The Senate voted in favor of confirming Eric Goosby as Ambassador at Large and Global AIDS Coordinator.
President’s Emergency Plan for AIDS Relief
In a speech at the Brookings Institution titled “Diplomacy and Development in the 21st Century: A Conversation with Senator John Kerry,” Senator Kerry summarized his views on the current state of U.S. diplomatic and development institutions and suggested a number of reforms that would “strengthen our civilian institutions to adequately address the challenges of the 21st century.” Some of these reforms include:
- Increasing resources, personnel and training;
- Improving coordination of U.S. foreign assistance programs;
- Clarifying the policies and goals of U.S. foreign assistance;
- Reauthorizing the Foreign Assistance Act; and
- Rebalancing the decision-making process between Washington and the field.
Senator Kerry also announced that he would be “introducing two pieces of legislation: a Foreign Affairs Authorization Act that will authorize the State Department and related accounts, and an initial foreign aid reform bill.”
Tom Walsh, Acting Deputy U.S. Global AIDS Coordinator (OGAC) and Chief of Staff, testified before the House Appropriations Subcommittee on State, Foreign Operations, and Related Programs to discuss the FY 2010 budget request for the U.S. President’s Emergency Plan for AIDS Relief (PEPFAR).
Secretary of Health and Human Services, Kathleen Sebelius, addressed the Plenary Session of the World Health Assembly in Geneva, Switzerland. In her comments, Secretary Sebelius dicussed the international response to the recent outbreak of the H1N1 virus. Secretary Sebelius also discussed President Obama’s new Global Health Initiative stating that “our world demands a new, integrated approach to public health – one that seeks to understand and target the many factors that that can threaten the lives and livelihoods of all our citizens.”
President Obama submitted the FY 2010 budget to Congress including $53.9 billion for the Department of State and other international programs.
President Obama announced a new Global Health Initiative and his request of Congress to approve $8.6 billion in FY 2010 and $63 billion over six years to support this effort. The President stated that the initiative will continue to support and build upon efforts to address AIDS, malaria and tuberculosis initiated by the previous administration, but it will also “do more to improve health systems around the world, focus our efforts on child and maternal health, and ensure that best practices drive the funding for these programs.”
President Obama nominated Eric Goosby for Ambassador at Large and Global AIDS Coordinator at the Department of State.
The Fogarty International Center of the National Institutes of Health (NIH) announced $11.75 million in grants over five years to train researchers in Haiti, Uganda, China, and Tanzania focusing on HIV/AIDS and TB.
The Fogarty International Center of the National Institutes of Health (NIH) awarded grants totaling almost $2.7 million to train HIV/AIDS researchers in 15 low- and middle-income countries.
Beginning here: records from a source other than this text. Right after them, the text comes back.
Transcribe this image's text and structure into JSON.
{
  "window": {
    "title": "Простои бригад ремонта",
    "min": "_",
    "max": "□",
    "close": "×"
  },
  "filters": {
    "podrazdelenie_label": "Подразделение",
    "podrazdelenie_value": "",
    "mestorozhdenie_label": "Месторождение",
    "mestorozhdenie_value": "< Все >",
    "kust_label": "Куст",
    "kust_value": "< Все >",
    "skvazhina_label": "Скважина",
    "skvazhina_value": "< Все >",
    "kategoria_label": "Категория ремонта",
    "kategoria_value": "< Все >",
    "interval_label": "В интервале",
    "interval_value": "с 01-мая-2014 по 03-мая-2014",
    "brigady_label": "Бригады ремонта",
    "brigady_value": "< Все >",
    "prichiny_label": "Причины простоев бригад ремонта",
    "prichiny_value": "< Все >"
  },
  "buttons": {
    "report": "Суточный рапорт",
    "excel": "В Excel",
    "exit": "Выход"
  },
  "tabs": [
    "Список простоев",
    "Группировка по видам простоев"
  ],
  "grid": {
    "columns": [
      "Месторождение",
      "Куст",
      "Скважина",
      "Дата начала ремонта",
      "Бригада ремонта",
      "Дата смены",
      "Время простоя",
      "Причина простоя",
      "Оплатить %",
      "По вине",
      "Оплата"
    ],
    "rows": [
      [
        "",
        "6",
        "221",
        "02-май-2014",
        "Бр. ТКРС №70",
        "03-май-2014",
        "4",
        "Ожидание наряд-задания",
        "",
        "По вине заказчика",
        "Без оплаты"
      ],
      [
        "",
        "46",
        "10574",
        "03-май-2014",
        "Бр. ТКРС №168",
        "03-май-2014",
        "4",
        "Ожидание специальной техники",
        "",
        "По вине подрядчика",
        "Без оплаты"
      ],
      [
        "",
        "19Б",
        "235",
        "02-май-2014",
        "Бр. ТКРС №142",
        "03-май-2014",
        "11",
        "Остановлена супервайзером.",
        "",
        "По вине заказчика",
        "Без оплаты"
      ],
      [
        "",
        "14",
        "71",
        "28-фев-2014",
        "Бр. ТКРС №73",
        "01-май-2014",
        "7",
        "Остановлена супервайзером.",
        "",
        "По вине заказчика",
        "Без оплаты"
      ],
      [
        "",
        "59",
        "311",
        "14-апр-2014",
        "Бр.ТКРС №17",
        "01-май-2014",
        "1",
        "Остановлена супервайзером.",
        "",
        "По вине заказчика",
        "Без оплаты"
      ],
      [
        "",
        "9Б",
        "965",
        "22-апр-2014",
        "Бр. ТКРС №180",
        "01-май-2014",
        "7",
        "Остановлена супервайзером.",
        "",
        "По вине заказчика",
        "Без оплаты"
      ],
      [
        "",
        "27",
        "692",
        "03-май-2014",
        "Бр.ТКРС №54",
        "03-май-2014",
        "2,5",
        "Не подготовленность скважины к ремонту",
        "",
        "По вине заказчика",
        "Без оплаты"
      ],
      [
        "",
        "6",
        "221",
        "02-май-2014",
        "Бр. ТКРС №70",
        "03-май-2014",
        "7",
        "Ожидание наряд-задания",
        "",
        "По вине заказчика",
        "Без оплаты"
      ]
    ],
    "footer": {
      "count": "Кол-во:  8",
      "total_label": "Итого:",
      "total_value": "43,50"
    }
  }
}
The grants were awarded as part of the 20-year-old AIDS International Training and Research Program (AITRP).
From the report summary: “This report provides an overview of the U.S. foreign aid program, by answering frequently asked questions on the subject.”